We walked and observed and photographed. When Belinda and Athena perched on rocks to rest, I continued on my own. I picked up bits of coral and tiny shells, photographed a hermit crab and the sand balls surrounding the burrows of sand crabs. (The sand balls are created by the crabs, who roll up and rubbish after eating and eject it from their burrows.)
As sunset approached, a couple of strings of camels were led down onto the beach. Riding a camel along the beach at sunset is one of the “things to do” in Broome, and sunset-lit camels appear on a high percentage of the souvenirs in town. I photographed the camels and then rejoined Athena and Belinda, who had been joined by Mim, Hazel, Shirl, Graham, Leslie, and Don from our recently completed tour. We exchanged notes on what we’d seen and what we would be doing in Broome, then said good-bye again.
Athena, Belinda, and I climbed a nearby hill to await the disappearance of the sun. By 5:30, the huge, golden orb was well on its way towards the water. There were not a lot of clouds, so the sunset was not quite as stunning as in some photos we’ve seen, but it certainly seemed far larger than usual, perhaps attributable to our proximity to the equator.
Once the sun had set, we caught a taxi back to the hotel. I did a quick load of laundry, hung the wet clothes all over my room to dry, changed clothes, and rejoined Athena and Belinda for a quick taxi ride back to Chinatown. We stopped at a fish and chips shop with a surprisingly impressive menu (salmon, snapper, shark, squid), but we just bought chips (fries). Then the three of us headed for Sun Pictures, “The Oldest Picture Garden in the World.” (Are there others?) By picture, they mean movies. They would have been showing silent films back when this place was built in 1913. The façade would lead a passerby to believe Sun Pictures was a relatively normal theater. But behind that façade, the roof only extends for a few feet, to cover the ticket office and a bit of wooden lattice work, and then ends. The “theater” is a broad, green yard framed by palm trees, completely open to the sky. Rows of deck chairs are lined up in front of the large outdoor screen. It’s quite wonderful. The movie was actually incidental to the experience. The heat of the day faded into what seemed cool in comparison. The air was fragrant from all the flowers. Stars were splashed brilliantly across the sky overhead. Absolutely delightful. The place was packed, with locals far outnumbering tourists. Great fun. Highly recommended.
We caught a taxi back to the hotel and said a final farewell. I stayed up another hour, ironing my clothes and organizing my luggage.

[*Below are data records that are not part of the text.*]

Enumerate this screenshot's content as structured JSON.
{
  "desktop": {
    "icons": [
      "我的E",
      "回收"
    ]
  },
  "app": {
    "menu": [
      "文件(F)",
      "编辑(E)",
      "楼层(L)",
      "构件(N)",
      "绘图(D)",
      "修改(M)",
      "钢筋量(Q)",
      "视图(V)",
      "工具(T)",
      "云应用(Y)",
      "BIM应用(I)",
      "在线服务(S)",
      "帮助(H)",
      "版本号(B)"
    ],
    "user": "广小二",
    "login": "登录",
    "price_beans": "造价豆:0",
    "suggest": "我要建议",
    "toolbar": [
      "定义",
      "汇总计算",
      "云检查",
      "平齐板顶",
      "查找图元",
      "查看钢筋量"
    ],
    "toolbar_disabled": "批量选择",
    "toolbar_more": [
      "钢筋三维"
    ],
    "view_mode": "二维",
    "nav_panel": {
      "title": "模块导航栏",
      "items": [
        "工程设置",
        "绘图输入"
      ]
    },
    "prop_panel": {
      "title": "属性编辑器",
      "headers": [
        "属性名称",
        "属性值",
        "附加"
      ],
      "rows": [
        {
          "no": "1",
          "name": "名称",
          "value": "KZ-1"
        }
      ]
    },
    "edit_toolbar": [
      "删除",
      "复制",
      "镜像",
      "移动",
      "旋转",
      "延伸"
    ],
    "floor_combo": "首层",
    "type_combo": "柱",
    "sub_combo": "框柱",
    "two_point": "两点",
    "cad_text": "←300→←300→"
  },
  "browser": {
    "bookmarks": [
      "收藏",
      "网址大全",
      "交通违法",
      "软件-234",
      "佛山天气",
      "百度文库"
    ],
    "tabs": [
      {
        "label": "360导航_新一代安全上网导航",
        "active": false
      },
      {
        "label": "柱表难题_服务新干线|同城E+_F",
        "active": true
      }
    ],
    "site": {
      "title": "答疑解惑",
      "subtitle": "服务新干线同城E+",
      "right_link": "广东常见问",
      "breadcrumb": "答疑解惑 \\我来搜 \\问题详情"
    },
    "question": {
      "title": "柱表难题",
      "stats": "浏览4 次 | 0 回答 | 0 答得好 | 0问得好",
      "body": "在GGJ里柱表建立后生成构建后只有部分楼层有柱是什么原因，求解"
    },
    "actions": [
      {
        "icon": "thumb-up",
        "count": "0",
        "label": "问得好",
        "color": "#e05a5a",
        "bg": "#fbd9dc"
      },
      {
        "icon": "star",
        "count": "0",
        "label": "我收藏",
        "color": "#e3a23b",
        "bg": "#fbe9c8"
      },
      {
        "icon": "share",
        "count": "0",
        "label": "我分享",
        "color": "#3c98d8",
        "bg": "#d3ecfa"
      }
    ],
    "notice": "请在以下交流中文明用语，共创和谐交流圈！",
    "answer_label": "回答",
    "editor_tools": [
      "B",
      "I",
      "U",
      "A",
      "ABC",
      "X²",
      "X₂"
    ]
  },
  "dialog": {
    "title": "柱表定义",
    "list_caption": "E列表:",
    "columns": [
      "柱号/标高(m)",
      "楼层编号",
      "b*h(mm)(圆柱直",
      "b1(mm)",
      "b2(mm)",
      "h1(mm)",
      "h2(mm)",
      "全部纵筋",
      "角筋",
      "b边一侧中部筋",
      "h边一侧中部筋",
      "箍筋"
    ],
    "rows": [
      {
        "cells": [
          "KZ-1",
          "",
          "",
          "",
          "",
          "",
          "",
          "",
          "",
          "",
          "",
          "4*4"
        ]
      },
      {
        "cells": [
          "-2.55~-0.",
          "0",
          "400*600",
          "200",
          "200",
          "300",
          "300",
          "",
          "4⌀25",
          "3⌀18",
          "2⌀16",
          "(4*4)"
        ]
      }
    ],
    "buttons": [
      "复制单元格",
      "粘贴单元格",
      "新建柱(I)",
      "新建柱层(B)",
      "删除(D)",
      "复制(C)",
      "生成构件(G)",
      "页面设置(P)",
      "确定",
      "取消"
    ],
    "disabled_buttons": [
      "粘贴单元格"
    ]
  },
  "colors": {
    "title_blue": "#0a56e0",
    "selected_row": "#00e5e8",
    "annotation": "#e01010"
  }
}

But by 11:30, I was too tired to do any more, so I went to bed. (It was not just the fifteen days of camping that have worn me out; I’m still hurting a fair bit. Definitely think I broke a rib or two back in Kununurra.)
Anyway, it was a fine last day to this part of the adventure. And tomorrow, onward.